• Work required:
Given the entries below, copy each of them out exactly.
....................
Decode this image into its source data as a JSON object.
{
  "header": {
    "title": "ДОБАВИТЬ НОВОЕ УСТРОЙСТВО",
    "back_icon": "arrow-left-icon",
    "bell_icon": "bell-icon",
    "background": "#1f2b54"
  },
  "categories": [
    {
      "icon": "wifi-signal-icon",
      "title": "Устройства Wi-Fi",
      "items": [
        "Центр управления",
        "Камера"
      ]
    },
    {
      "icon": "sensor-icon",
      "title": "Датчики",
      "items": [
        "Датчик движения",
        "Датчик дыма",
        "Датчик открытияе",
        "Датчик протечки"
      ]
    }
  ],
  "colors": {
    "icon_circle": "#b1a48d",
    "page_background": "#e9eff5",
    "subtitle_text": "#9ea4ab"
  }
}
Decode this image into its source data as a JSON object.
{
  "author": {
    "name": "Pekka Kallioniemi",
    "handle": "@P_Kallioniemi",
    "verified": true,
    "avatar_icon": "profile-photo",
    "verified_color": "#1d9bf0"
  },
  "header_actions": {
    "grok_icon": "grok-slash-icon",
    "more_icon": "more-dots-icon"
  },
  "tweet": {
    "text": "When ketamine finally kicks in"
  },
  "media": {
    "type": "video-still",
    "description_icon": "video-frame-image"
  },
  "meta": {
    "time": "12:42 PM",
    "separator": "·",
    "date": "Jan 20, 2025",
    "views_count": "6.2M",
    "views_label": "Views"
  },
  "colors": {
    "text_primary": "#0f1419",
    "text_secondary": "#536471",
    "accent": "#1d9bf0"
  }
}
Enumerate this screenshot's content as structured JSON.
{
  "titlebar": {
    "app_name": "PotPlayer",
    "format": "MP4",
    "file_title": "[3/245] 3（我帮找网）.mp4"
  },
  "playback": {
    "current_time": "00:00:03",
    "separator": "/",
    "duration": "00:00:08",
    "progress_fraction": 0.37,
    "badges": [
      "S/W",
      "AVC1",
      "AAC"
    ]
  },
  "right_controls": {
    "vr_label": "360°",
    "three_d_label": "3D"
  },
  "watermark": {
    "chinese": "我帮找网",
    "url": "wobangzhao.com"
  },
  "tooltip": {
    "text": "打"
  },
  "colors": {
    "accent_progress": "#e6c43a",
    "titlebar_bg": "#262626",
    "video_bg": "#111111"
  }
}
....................
• Expected answer:
Decode this image into its source data as a JSON object.
{
  "header": {
    "title": "ДОБАВИТЬ НОВОЕ УСТРОЙСТВО",
    "back_icon": "arrow-left-icon",
    "bell_icon": "bell-icon",
    "background": "#1f2b54"
  },
  "categories": [
    {
      "icon": "wifi-signal-icon",
      "title": "Устройства Wi-Fi",
      "items": [
        "Центр управления",
        "Камера"
      ]
    },
    {
      "icon": "sensor-icon",
      "title": "Датчики",
      "items": [
        "Датчик движения",
        "Датчик дыма",
        "Датчик открытияе",
        "Датчик протечки"
      ]
    }
  ],
  "colors": {
    "icon_circle": "#b1a48d",
    "page_background": "#e9eff5",
    "subtitle_text": "#9ea4ab"
  }
}
Decode this image into its source data as a JSON object.
{
  "author": {
    "name": "Pekka Kallioniemi",
    "handle": "@P_Kallioniemi",
    "verified": true,
    "avatar_icon": "profile-photo",
    "verified_color": "#1d9bf0"
  },
  "header_actions": {
    "grok_icon": "grok-slash-icon",
    "more_icon": "more-dots-icon"
  },
  "tweet": {
    "text": "When ketamine finally kicks in"
  },
  "media": {
    "type": "video-still",
    "description_icon": "video-frame-image"
  },
  "meta": {
    "time": "12:42 PM",
    "separator": "·",
    "date": "Jan 20, 2025",
    "views_count": "6.2M",
    "views_label": "Views"
  },
  "colors": {
    "text_primary": "#0f1419",
    "text_secondary": "#536471",
    "accent": "#1d9bf0"
  }
}
Enumerate this screenshot's content as structured JSON.
{
  "titlebar": {
    "app_name": "PotPlayer",
    "format": "MP4",
    "file_title": "[3/245] 3（我帮找网）.mp4"
  },
  "playback": {
    "current_time": "00:00:03",
    "separator": "/",
    "duration": "00:00:08",
    "progress_fraction": 0.37,
    "badges": [
      "S/W",
      "AVC1",
      "AAC"
    ]
  },
  "right_controls": {
    "vr_label": "360°",
    "three_d_label": "3D"
  },
  "watermark": {
    "chinese": "我帮找网",
    "url": "wobangzhao.com"
  },
  "tooltip": {
    "text": "打"
  },
  "colors": {
    "accent_progress": "#e6c43a",
    "titlebar_bg": "#262626",
    "video_bg": "#111111"
  }
}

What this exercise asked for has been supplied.